[DATASET EXTRACT]:
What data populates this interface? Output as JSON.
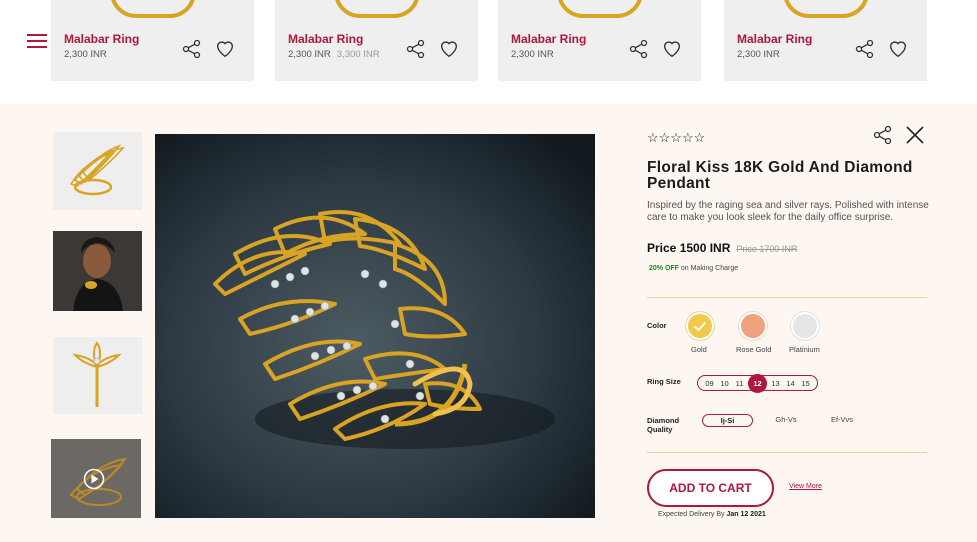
{
  "top_strip": {
    "cards": [
      {
        "name": "Malabar Ring",
        "price": "2,300 INR",
        "old_price": ""
      },
      {
        "name": "Malabar Ring",
        "price": "2,300 INR",
        "old_price": "3,300 INR"
      },
      {
        "name": "Malabar Ring",
        "price": "2,300 INR",
        "old_price": ""
      },
      {
        "name": "Malabar Ring",
        "price": "2,300 INR",
        "old_price": ""
      }
    ]
  },
  "product": {
    "rating_stars": "☆☆☆☆☆",
    "title": "Floral Kiss 18K Gold And Diamond Pendant",
    "description": "Inspired by the raging sea and silver rays. Polished with intense care to make you look sleek for the daily office surprise.",
    "price": "Price 1500 INR",
    "old_price": "Price 1700 INR",
    "discount_pct": "20% OFF",
    "discount_text": "on Making Charge",
    "color_label": "Color",
    "colors": [
      {
        "name": "Gold",
        "hex": "#f2c94c",
        "selected": true
      },
      {
        "name": "Rose Gold",
        "hex": "#f0a27f",
        "selected": false
      },
      {
        "name": "Platinium",
        "hex": "#e6e6e6",
        "selected": false
      }
    ],
    "ring_size_label": "Ring Size",
    "ring_sizes": [
      "09",
      "10",
      "11",
      "12",
      "13",
      "14",
      "15"
    ],
    "selected_ring_size": "12",
    "diamond_label_1": "Diamond",
    "diamond_label_2": "Quality",
    "diamond_qualities": [
      "Ij-Si",
      "Gh-Vs",
      "Ef-Vvs"
    ],
    "selected_quality": "Ij-Si",
    "add_to_cart": "ADD TO CART",
    "view_more": "View More",
    "delivery_text": "Expected Delivery By",
    "delivery_date": "Jan 12 2021"
  },
  "colors": {
    "brand": "#b0173a",
    "gold": "#d9a323",
    "panel_bg": "#fdf6f1"
  }
}
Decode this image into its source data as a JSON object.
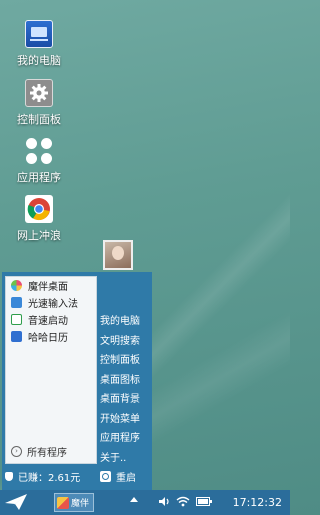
{
  "desktop": {
    "icons": [
      {
        "label": "我的电脑",
        "icon": "computer-icon"
      },
      {
        "label": "控制面板",
        "icon": "gear-icon"
      },
      {
        "label": "应用程序",
        "icon": "apps-grid-icon"
      },
      {
        "label": "网上冲浪",
        "icon": "chrome-icon"
      }
    ]
  },
  "start_menu": {
    "programs": [
      {
        "label": "魔伴桌面",
        "icon": "pinwheel-icon",
        "color": "#e94e77"
      },
      {
        "label": "光速输入法",
        "icon": "ime-g-icon",
        "color": "#3a88d8"
      },
      {
        "label": "音速启动",
        "icon": "v-launcher-icon",
        "color": "#2f9e4c"
      },
      {
        "label": "哈哈日历",
        "icon": "calendar-icon",
        "color": "#2f6fd0"
      }
    ],
    "all_programs": "所有程序",
    "shortcuts": [
      "我的电脑",
      "文明搜索",
      "控制面板",
      "桌面图标",
      "桌面背景",
      "开始菜单",
      "应用程序",
      "关于.."
    ],
    "earned": "已赚：2.61元",
    "restart": "重启"
  },
  "taskbar": {
    "task_label": "魔伴",
    "clock": "17:12:32"
  },
  "colors": {
    "menu_blue": "#2f7aa8",
    "taskbar_blue": "#2b6d9b"
  }
}
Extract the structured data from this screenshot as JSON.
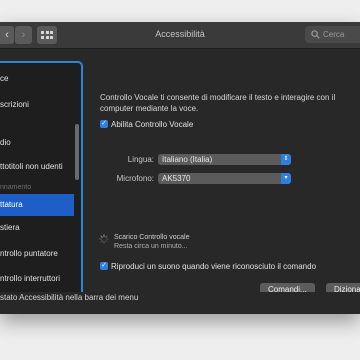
{
  "window": {
    "title": "Accessibilità"
  },
  "toolbar": {
    "back_glyph": "‹",
    "forward_glyph": "›",
    "search_placeholder": "Cerca"
  },
  "sidebar": {
    "items": [
      {
        "label": "ce"
      },
      {
        "label": "scrizioni"
      },
      {
        "label": "dio"
      },
      {
        "label": "ttotitoli non udenti"
      },
      {
        "label": "nnamento",
        "section": true
      },
      {
        "label": "ttatura",
        "selected": true
      },
      {
        "label": "stiera"
      },
      {
        "label": "ntrollo puntatore"
      },
      {
        "label": "ntrollo interruttori"
      }
    ]
  },
  "main": {
    "description": "Controllo Vocale ti consente di modificare il testo e interagire con il computer mediante la voce.",
    "enable_checkbox": {
      "label": "Abilita Controllo Vocale",
      "checked": true
    },
    "language": {
      "label": "Lingua:",
      "value": "Italiano (Italia)"
    },
    "microphone": {
      "label": "Microfono:",
      "value": "AK5370"
    },
    "download": {
      "title": "Scarico Controllo vocale",
      "subtitle": "Resta circa un minuto..."
    },
    "sound_checkbox": {
      "label": "Riproduci un suono quando viene riconosciuto il comando",
      "checked": true
    },
    "commands_button": "Comandi...",
    "vocabulary_button": "Dizionario..."
  },
  "footer": {
    "status_label": "stato Accessibilità nella barra dei menu"
  },
  "colors": {
    "accent": "#2f7fe0",
    "selection": "#1d5fc6",
    "focus_ring": "#2d86d8",
    "window_bg": "#282828"
  }
}
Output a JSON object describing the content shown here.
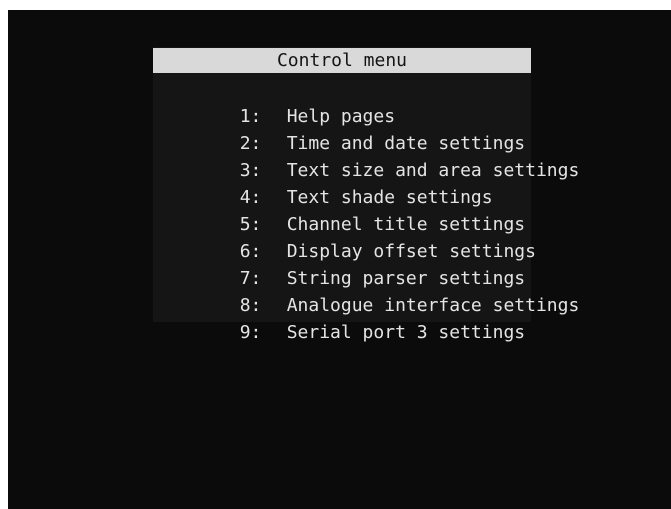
{
  "menu": {
    "title": "Control menu",
    "items": [
      {
        "number": "1:",
        "label": "Help pages"
      },
      {
        "number": "2:",
        "label": "Time and date settings"
      },
      {
        "number": "3:",
        "label": "Text size and area settings"
      },
      {
        "number": "4:",
        "label": "Text shade settings"
      },
      {
        "number": "5:",
        "label": "Channel title settings"
      },
      {
        "number": "6:",
        "label": "Display offset settings"
      },
      {
        "number": "7:",
        "label": "String parser settings"
      },
      {
        "number": "8:",
        "label": "Analogue interface settings"
      },
      {
        "number": "9:",
        "label": "Serial port 3 settings"
      }
    ]
  },
  "colors": {
    "screen_background": "#0b0b0b",
    "title_bar_background": "#d9d9d9",
    "title_text": "#141414",
    "menu_text": "#e4e4e4"
  }
}
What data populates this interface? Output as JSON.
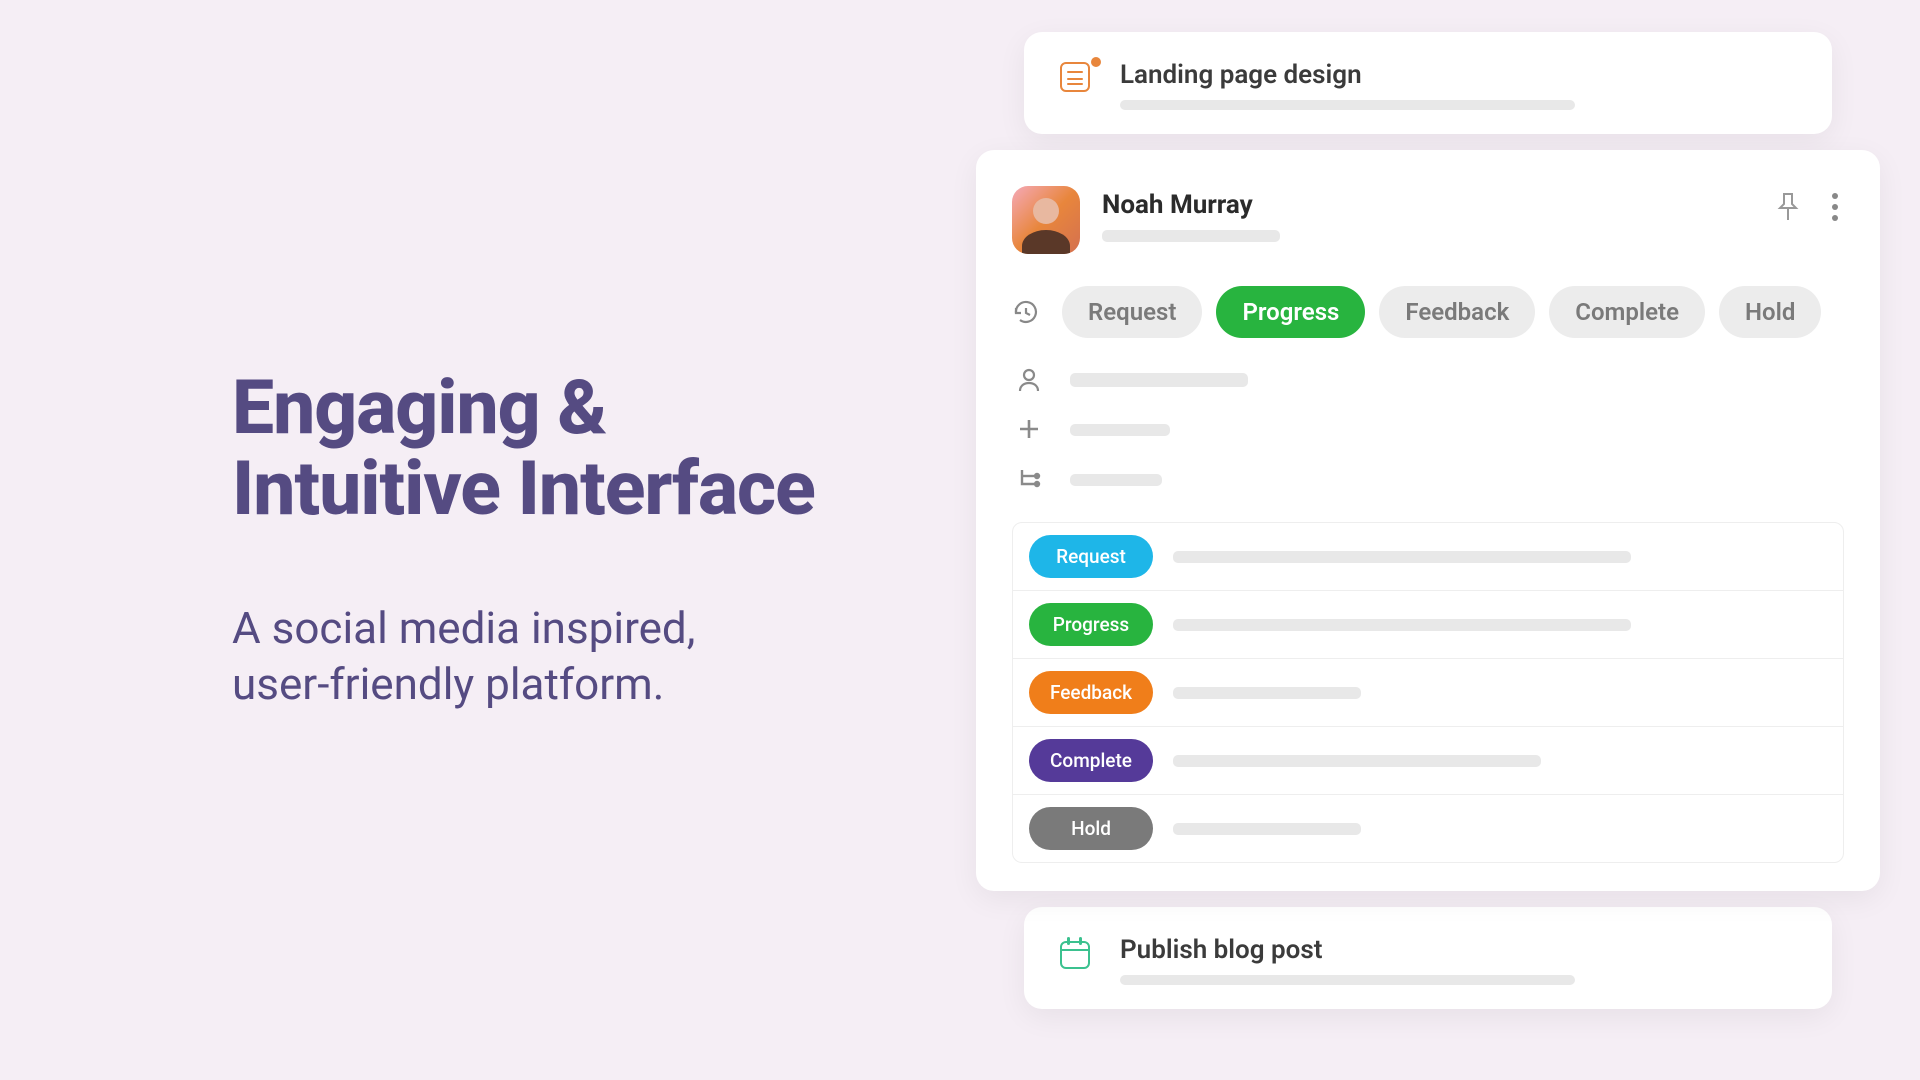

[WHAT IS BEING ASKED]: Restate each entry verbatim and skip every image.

[WRITTEN REPLY]:
What data populates this interface? Output as JSON.
{
  "top_strip": {
    "cards": [
      {
        "name": "Malabar Ring",
        "price": "2,300 INR",
        "old_price": ""
      },
      {
        "name": "Malabar Ring",
        "price": "2,300 INR",
        "old_price": "3,300 INR"
      },
      {
        "name": "Malabar Ring",
        "price": "2,300 INR",
        "old_price": ""
      },
      {
        "name": "Malabar Ring",
        "price": "2,300 INR",
        "old_price": ""
      }
    ]
  },
  "product": {
    "rating_stars": "☆☆☆☆☆",
    "title": "Floral Kiss 18K Gold And Diamond Pendant",
    "description": "Inspired by the raging sea and silver rays. Polished with intense care to make you look sleek for the daily office surprise.",
    "price": "Price 1500 INR",
    "old_price": "Price 1700 INR",
    "discount_pct": "20% OFF",
    "discount_text": "on Making Charge",
    "color_label": "Color",
    "colors": [
      {
        "name": "Gold",
        "hex": "#f2c94c",
        "selected": true
      },
      {
        "name": "Rose Gold",
        "hex": "#f0a27f",
        "selected": false
      },
      {
        "name": "Platinium",
        "hex": "#e6e6e6",
        "selected": false
      }
    ],
    "ring_size_label": "Ring Size",
    "ring_sizes": [
      "09",
      "10",
      "11",
      "12",
      "13",
      "14",
      "15"
    ],
    "selected_ring_size": "12",
    "diamond_label_1": "Diamond",
    "diamond_label_2": "Quality",
    "diamond_qualities": [
      "Ij-Si",
      "Gh-Vs",
      "Ef-Vvs"
    ],
    "selected_quality": "Ij-Si",
    "add_to_cart": "ADD TO CART",
    "view_more": "View More",
    "delivery_text": "Expected Delivery By",
    "delivery_date": "Jan 12 2021"
  },
  "colors": {
    "brand": "#b0173a",
    "gold": "#d9a323",
    "panel_bg": "#fdf6f1"
  }
}
Decode this image into its source data as a JSON object.
{
  "desktop": {
    "icons": [
      {
        "label": "我的电脑",
        "icon": "computer-icon"
      },
      {
        "label": "控制面板",
        "icon": "gear-icon"
      },
      {
        "label": "应用程序",
        "icon": "apps-grid-icon"
      },
      {
        "label": "网上冲浪",
        "icon": "chrome-icon"
      }
    ]
  },
  "start_menu": {
    "programs": [
      {
        "label": "魔伴桌面",
        "icon": "pinwheel-icon",
        "color": "#e94e77"
      },
      {
        "label": "光速输入法",
        "icon": "ime-g-icon",
        "color": "#3a88d8"
      },
      {
        "label": "音速启动",
        "icon": "v-launcher-icon",
        "color": "#2f9e4c"
      },
      {
        "label": "哈哈日历",
        "icon": "calendar-icon",
        "color": "#2f6fd0"
      }
    ],
    "all_programs": "所有程序",
    "shortcuts": [
      "我的电脑",
      "文明搜索",
      "控制面板",
      "桌面图标",
      "桌面背景",
      "开始菜单",
      "应用程序",
      "关于.."
    ],
    "earned": "已赚：2.61元",
    "restart": "重启"
  },
  "taskbar": {
    "task_label": "魔伴",
    "clock": "17:12:32"
  },
  "colors": {
    "menu_blue": "#2f7aa8",
    "taskbar_blue": "#2b6d9b"
  }
}
Extract the structured data from this screenshot as JSON.
{
  "window": {
    "title": "Accessibilità"
  },
  "toolbar": {
    "back_glyph": "‹",
    "forward_glyph": "›",
    "search_placeholder": "Cerca"
  },
  "sidebar": {
    "items": [
      {
        "label": "ce"
      },
      {
        "label": "scrizioni"
      },
      {
        "label": "dio"
      },
      {
        "label": "ttotitoli non udenti"
      },
      {
        "label": "nnamento",
        "section": true
      },
      {
        "label": "ttatura",
        "selected": true
      },
      {
        "label": "stiera"
      },
      {
        "label": "ntrollo puntatore"
      },
      {
        "label": "ntrollo interruttori"
      }
    ]
  },
  "main": {
    "description": "Controllo Vocale ti consente di modificare il testo e interagire con il computer mediante la voce.",
    "enable_checkbox": {
      "label": "Abilita Controllo Vocale",
      "checked": true
    },
    "language": {
      "label": "Lingua:",
      "value": "Italiano (Italia)"
    },
    "microphone": {
      "label": "Microfono:",
      "value": "AK5370"
    },
    "download": {
      "title": "Scarico Controllo vocale",
      "subtitle": "Resta circa un minuto..."
    },
    "sound_checkbox": {
      "label": "Riproduci un suono quando viene riconosciuto il comando",
      "checked": true
    },
    "commands_button": "Comandi...",
    "vocabulary_button": "Dizionario..."
  },
  "footer": {
    "status_label": "stato Accessibilità nella barra dei menu"
  },
  "colors": {
    "accent": "#2f7fe0",
    "selection": "#1d5fc6",
    "focus_ring": "#2d86d8",
    "window_bg": "#282828"
  }
}
Output a JSON object describing the content shown here.
{
  "menu": {
    "title": "Control menu",
    "items": [
      {
        "number": "1:",
        "label": "Help pages"
      },
      {
        "number": "2:",
        "label": "Time and date settings"
      },
      {
        "number": "3:",
        "label": "Text size and area settings"
      },
      {
        "number": "4:",
        "label": "Text shade settings"
      },
      {
        "number": "5:",
        "label": "Channel title settings"
      },
      {
        "number": "6:",
        "label": "Display offset settings"
      },
      {
        "number": "7:",
        "label": "String parser settings"
      },
      {
        "number": "8:",
        "label": "Analogue interface settings"
      },
      {
        "number": "9:",
        "label": "Serial port 3 settings"
      }
    ]
  },
  "colors": {
    "screen_background": "#0b0b0b",
    "title_bar_background": "#d9d9d9",
    "title_text": "#141414",
    "menu_text": "#e4e4e4"
  }
}
What data populates this interface? Output as JSON.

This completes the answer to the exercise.